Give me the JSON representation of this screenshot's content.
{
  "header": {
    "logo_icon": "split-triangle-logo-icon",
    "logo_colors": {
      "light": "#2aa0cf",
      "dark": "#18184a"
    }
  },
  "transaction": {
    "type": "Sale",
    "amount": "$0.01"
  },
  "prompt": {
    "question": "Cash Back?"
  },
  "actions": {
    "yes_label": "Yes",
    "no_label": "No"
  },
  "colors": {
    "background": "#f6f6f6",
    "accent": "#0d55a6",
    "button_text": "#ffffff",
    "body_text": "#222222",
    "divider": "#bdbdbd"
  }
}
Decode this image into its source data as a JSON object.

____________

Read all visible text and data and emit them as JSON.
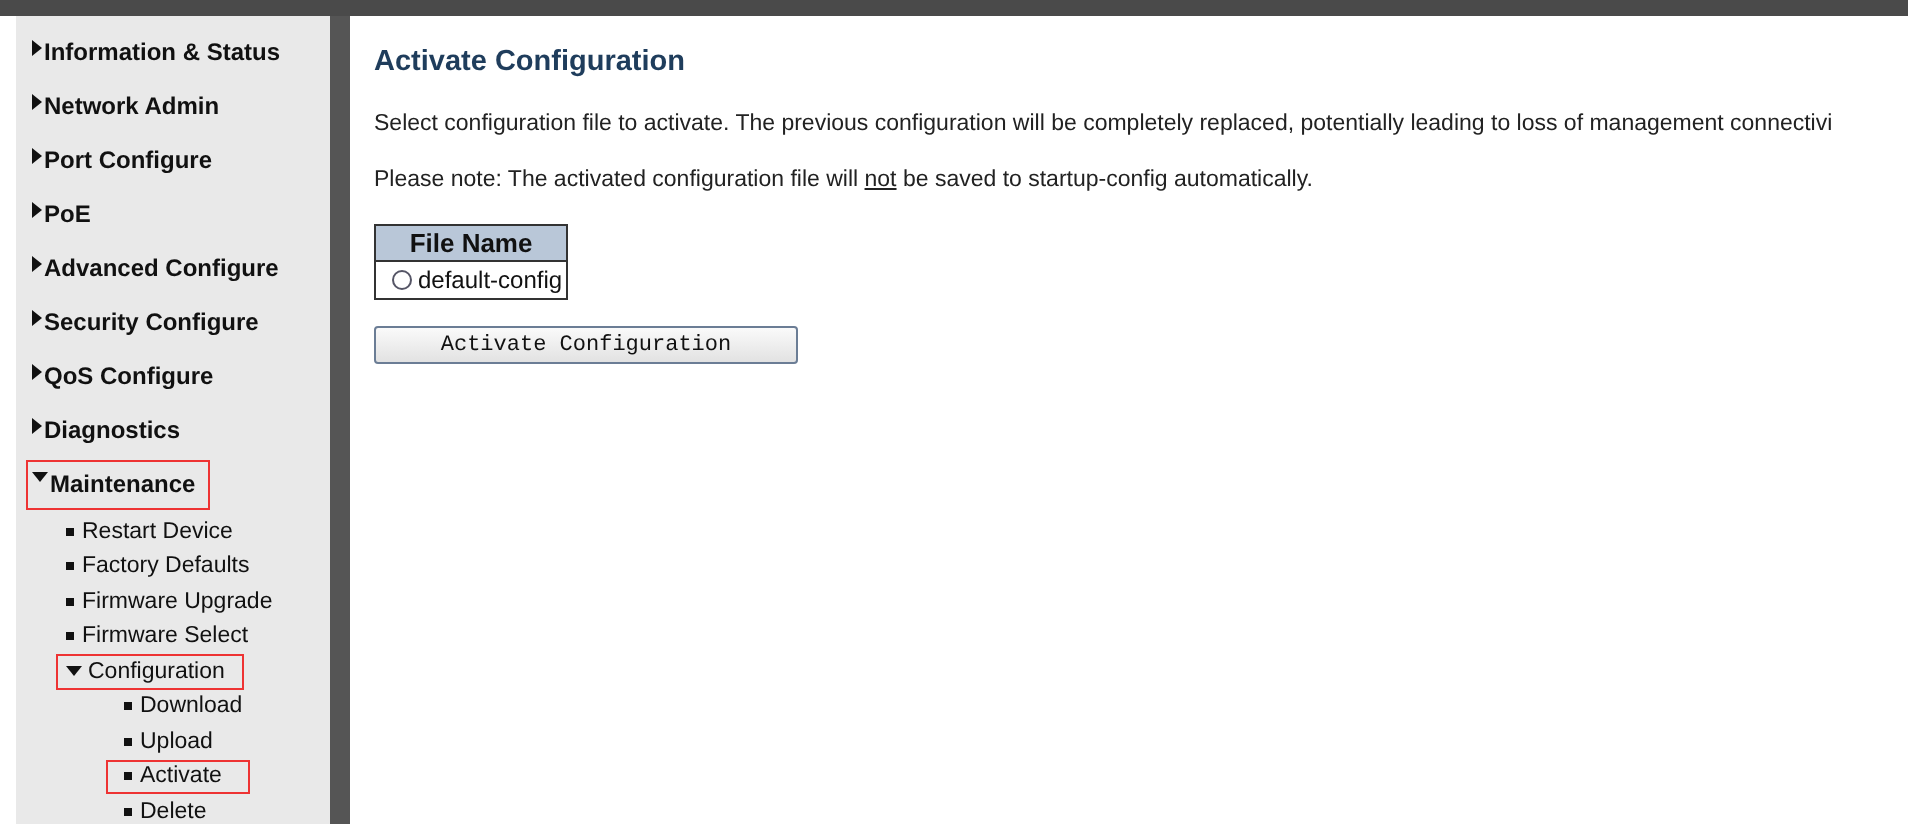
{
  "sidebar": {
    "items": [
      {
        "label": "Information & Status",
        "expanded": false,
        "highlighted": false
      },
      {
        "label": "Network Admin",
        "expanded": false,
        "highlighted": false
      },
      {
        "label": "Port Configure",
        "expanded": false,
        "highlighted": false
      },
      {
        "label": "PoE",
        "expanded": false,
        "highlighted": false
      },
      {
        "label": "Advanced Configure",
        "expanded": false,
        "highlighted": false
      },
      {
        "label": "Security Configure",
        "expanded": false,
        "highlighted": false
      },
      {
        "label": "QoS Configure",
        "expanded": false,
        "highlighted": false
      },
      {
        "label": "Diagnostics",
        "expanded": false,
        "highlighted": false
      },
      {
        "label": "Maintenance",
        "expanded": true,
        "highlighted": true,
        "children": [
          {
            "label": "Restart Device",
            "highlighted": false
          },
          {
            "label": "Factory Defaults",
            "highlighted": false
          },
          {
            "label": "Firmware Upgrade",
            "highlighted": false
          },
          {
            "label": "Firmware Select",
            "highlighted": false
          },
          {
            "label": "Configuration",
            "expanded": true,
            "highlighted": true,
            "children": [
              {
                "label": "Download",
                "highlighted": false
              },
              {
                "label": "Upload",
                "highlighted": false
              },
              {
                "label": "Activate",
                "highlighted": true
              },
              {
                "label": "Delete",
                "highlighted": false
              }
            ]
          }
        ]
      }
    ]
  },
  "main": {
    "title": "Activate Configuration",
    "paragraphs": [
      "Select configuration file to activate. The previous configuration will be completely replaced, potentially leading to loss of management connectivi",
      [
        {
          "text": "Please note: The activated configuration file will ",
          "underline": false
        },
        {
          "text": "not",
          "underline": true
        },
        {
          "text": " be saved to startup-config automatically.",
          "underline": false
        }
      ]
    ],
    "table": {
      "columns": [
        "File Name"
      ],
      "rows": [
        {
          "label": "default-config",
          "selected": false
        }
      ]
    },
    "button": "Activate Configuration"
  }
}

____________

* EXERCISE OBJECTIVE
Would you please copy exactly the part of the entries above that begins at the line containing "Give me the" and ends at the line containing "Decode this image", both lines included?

* SOLUTION FOR THIS PROBLEM
Give me the JSON representation of this screenshot's content.
{
  "header": {
    "logo_icon": "split-triangle-logo-icon",
    "logo_colors": {
      "light": "#2aa0cf",
      "dark": "#18184a"
    }
  },
  "transaction": {
    "type": "Sale",
    "amount": "$0.01"
  },
  "prompt": {
    "question": "Cash Back?"
  },
  "actions": {
    "yes_label": "Yes",
    "no_label": "No"
  },
  "colors": {
    "background": "#f6f6f6",
    "accent": "#0d55a6",
    "button_text": "#ffffff",
    "body_text": "#222222",
    "divider": "#bdbdbd"
  }
}
Decode this image into its source data as a JSON object.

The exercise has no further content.